Data records
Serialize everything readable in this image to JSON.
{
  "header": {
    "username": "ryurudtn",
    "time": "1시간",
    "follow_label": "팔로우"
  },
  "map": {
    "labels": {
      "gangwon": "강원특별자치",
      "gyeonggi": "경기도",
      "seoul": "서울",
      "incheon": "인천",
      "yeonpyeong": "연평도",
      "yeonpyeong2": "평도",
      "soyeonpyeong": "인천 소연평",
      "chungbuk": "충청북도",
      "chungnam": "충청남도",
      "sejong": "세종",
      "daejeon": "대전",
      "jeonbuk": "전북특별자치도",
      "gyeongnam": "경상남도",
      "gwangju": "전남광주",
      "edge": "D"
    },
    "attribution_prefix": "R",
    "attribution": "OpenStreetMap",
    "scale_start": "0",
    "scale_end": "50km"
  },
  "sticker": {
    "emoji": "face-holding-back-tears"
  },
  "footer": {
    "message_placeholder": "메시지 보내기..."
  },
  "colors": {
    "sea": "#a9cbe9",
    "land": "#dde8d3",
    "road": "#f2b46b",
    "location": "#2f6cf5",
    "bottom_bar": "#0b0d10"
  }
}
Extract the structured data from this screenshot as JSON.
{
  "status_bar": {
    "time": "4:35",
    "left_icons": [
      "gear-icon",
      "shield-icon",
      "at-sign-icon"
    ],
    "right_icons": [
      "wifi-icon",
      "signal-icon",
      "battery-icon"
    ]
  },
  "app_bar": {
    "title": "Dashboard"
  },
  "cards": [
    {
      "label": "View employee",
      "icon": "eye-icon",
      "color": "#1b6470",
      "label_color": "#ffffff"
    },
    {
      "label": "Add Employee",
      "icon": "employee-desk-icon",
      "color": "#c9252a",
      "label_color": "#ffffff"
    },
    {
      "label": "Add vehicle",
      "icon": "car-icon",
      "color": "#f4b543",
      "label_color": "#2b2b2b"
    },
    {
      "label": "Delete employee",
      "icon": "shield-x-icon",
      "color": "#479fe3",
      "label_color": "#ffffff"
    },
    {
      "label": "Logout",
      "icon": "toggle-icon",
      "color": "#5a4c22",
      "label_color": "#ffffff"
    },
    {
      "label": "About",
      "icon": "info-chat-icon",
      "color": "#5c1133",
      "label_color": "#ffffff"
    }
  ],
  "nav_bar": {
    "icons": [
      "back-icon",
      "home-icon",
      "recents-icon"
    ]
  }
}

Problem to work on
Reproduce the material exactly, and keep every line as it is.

Expected output
Serialize everything readable in this image to JSON.
{
  "header": {
    "username": "ryurudtn",
    "time": "1시간",
    "follow_label": "팔로우"
  },
  "map": {
    "labels": {
      "gangwon": "강원특별자치",
      "gyeonggi": "경기도",
      "seoul": "서울",
      "incheon": "인천",
      "yeonpyeong": "연평도",
      "yeonpyeong2": "평도",
      "soyeonpyeong": "인천 소연평",
      "chungbuk": "충청북도",
      "chungnam": "충청남도",
      "sejong": "세종",
      "daejeon": "대전",
      "jeonbuk": "전북특별자치도",
      "gyeongnam": "경상남도",
      "gwangju": "전남광주",
      "edge": "D"
    },
    "attribution_prefix": "R",
    "attribution": "OpenStreetMap",
    "scale_start": "0",
    "scale_end": "50km"
  },
  "sticker": {
    "emoji": "face-holding-back-tears"
  },
  "footer": {
    "message_placeholder": "메시지 보내기..."
  },
  "colors": {
    "sea": "#a9cbe9",
    "land": "#dde8d3",
    "road": "#f2b46b",
    "location": "#2f6cf5",
    "bottom_bar": "#0b0d10"
  }
}
Extract the structured data from this screenshot as JSON.
{
  "status_bar": {
    "time": "4:35",
    "left_icons": [
      "gear-icon",
      "shield-icon",
      "at-sign-icon"
    ],
    "right_icons": [
      "wifi-icon",
      "signal-icon",
      "battery-icon"
    ]
  },
  "app_bar": {
    "title": "Dashboard"
  },
  "cards": [
    {
      "label": "View employee",
      "icon": "eye-icon",
      "color": "#1b6470",
      "label_color": "#ffffff"
    },
    {
      "label": "Add Employee",
      "icon": "employee-desk-icon",
      "color": "#c9252a",
      "label_color": "#ffffff"
    },
    {
      "label": "Add vehicle",
      "icon": "car-icon",
      "color": "#f4b543",
      "label_color": "#2b2b2b"
    },
    {
      "label": "Delete employee",
      "icon": "shield-x-icon",
      "color": "#479fe3",
      "label_color": "#ffffff"
    },
    {
      "label": "Logout",
      "icon": "toggle-icon",
      "color": "#5a4c22",
      "label_color": "#ffffff"
    },
    {
      "label": "About",
      "icon": "info-chat-icon",
      "color": "#5c1133",
      "label_color": "#ffffff"
    }
  ],
  "nav_bar": {
    "icons": [
      "back-icon",
      "home-icon",
      "recents-icon"
    ]
  }
}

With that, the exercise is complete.